Right so down to the nitty gritty. I really loved the plot of this book; it’s nothing I’ve thought about before let alone read before. An agency that helps women cheat on their partners basically. It’s pretty hilarious the situations these ladies get themselves into; from being heard on the phone, to cheeky photos on the kitchen table. Although not always completely authentic the stories were brilliant. Equally brilliant was the way in which Madeleine and her team get the women out of the tricky situations they find themselves in. These include ordering train tickets, providing new knickers, and picking up the adulterers from the most interesting places. Not the most moral of plot lines I know but probably one of the funniest I’ve read in a while! Stephanie’s story was emotional and thought provoking, Her relationship with George has lost its spark and she is struggling to find the passion they once had; no wonder due to his obsession with the slobbering family dog. Stephanie is stuck in a rut and when her charming ex-boyfriend comes back into the picture Stephanie just can’t seem to help herself. The romance that follows is heady and lust filled and helps to power the plotline along. It also allows for a contrast between the life that Stephanie wishes she had lived, and the life that she lives currently. The flashbacks were well written and Jones managed the different in Stephanie’s character well! I really felt I understood how her life had changed. However there are more contrasts seen between Stephanie and Patsy. Patsy is a flamboyant and sexual character that wants passion in her life. Her life is blissfully full of difficult situations and close calls that Madeleine prides her business on sorting out. However, Patsy finds herself in bed with a rather sordid character who could show the world what she’s really like! The only problem was I didn’t feel like Patsy’s character was explained to it’s best ability. Although, yes she was cheeky and lusty, she was explored enough which was a shame. I don’t know whether Jones ran out of pages or ideas for Patsy but I wish she had been developed more as I felt there was more too her than Jones let on. The story continues with the women each trying to live the life they want without rippling the waters of their normal family life.

A couple of negatives although I did enjoy the book, firstly I thought some of the characters lacked conviction. They had great potential with the stories and the plot lines however I thought that they lacked grit.
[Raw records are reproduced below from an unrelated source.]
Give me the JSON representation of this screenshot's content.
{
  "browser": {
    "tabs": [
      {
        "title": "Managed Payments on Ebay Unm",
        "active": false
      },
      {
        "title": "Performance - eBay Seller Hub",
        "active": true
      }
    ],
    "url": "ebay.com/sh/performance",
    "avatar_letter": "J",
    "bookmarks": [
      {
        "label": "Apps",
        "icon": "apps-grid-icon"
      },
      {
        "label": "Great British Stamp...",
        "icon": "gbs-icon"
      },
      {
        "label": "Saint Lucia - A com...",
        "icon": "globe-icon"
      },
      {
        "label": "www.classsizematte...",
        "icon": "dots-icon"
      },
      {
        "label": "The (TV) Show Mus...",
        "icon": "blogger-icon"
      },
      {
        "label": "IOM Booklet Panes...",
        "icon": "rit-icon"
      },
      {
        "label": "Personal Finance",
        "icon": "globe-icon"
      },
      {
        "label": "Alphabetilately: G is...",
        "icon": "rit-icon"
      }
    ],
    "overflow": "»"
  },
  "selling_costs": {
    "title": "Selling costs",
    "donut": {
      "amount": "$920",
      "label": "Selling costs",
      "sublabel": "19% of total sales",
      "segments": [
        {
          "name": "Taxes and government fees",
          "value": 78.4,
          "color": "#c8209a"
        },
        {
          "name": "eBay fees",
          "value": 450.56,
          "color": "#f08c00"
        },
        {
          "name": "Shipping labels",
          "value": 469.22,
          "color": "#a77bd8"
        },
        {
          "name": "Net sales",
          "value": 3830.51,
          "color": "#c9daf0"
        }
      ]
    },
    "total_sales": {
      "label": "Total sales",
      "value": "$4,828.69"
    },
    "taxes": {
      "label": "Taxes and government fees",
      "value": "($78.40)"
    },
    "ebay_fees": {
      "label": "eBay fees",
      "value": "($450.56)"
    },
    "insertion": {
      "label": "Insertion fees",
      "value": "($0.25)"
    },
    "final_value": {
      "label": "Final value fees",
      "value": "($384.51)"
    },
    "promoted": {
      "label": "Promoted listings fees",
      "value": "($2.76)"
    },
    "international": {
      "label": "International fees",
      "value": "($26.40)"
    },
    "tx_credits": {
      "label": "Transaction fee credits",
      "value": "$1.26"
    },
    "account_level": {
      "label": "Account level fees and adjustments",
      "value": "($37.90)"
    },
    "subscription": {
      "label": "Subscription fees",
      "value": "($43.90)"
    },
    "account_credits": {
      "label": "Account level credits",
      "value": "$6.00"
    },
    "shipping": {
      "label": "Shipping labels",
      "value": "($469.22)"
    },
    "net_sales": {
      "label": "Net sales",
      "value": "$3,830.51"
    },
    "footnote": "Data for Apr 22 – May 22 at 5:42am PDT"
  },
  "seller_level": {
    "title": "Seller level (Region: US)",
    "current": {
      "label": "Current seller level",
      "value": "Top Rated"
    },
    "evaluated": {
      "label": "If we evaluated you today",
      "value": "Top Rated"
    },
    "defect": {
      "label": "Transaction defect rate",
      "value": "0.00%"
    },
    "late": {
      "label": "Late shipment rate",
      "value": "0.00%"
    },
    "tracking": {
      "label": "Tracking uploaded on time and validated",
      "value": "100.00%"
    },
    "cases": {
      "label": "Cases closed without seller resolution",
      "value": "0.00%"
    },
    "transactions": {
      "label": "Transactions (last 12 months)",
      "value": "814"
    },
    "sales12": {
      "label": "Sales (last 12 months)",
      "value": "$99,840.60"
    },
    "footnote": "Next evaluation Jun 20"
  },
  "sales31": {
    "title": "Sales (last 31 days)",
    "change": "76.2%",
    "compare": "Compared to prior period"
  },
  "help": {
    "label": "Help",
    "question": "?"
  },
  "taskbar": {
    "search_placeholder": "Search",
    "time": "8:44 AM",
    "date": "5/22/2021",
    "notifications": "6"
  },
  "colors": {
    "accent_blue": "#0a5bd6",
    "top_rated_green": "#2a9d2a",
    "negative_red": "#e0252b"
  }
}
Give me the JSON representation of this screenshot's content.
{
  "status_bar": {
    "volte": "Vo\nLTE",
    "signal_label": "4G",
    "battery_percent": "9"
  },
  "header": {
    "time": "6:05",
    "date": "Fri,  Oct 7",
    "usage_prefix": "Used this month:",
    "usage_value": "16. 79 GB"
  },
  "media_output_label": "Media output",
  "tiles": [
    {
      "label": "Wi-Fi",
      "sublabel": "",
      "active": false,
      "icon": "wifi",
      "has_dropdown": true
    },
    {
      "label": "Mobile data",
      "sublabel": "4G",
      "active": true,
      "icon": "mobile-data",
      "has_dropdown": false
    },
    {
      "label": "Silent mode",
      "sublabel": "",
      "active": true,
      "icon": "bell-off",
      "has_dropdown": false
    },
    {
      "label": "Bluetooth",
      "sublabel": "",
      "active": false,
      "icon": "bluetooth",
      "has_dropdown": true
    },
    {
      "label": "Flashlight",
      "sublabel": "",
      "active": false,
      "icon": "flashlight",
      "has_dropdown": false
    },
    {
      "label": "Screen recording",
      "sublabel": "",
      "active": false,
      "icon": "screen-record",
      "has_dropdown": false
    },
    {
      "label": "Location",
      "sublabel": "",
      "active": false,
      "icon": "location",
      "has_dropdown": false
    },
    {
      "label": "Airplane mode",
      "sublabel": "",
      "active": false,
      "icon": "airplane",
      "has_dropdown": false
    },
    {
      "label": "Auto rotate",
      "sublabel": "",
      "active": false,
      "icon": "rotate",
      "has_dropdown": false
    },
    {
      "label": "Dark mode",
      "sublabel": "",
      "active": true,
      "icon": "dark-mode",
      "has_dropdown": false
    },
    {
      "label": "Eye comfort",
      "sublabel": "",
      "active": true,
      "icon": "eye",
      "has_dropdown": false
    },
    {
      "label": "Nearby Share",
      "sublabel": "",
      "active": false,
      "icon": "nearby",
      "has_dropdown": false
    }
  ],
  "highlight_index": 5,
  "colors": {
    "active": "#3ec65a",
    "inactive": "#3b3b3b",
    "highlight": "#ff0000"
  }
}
Stephanie especially seemed a little flaky. I also really wanted George to show some emotion and yet even when he finds that Stephanie has been less than faithful I thought he would show some anger however it was lacking in strength. I know he was made out to be understanding and the strong silent type but I thought he could have showed a little more punch and attitude to make Stephanie see even more what a bad mistake she had made. Additionally, I thought that the ongoing stories that ran through alongside the main plot were lacking in detail and I would have rather they had focused on a few rather than attempting to follow four or five. It meant that the plot lost power and also that at times the plots became confused. This was a problem as the book had a brilliant premise and although slightly immoral it could have given a really punchy display. Unfortunately the delivery wasn’t as good as it could have been and it lost the power that I thought it could have displayed. However, these are picky points and overall it has a lot of hilarious moments for you to get your teeth into!

Image

‘the response o…

‘the response of one passionate and critical writer is worth a hundred, or a thousand, uncritical surveys that, by refusing to come off the fence, never get anywhere near the life of art.’

^ That is so honestly beautiful…read the full article here! 

http://www.theguardian.com/artanddesign/jonathanjonesblog/2011/sep/23/critics-art-best-writers-ruskin?guni=Article:in%20body%20link&guni=Article:in%20body%20link%20[Last%20Accessed%2014/12/13]

Jonathan Jones how can you sum things up so beautifully and yet so frankly.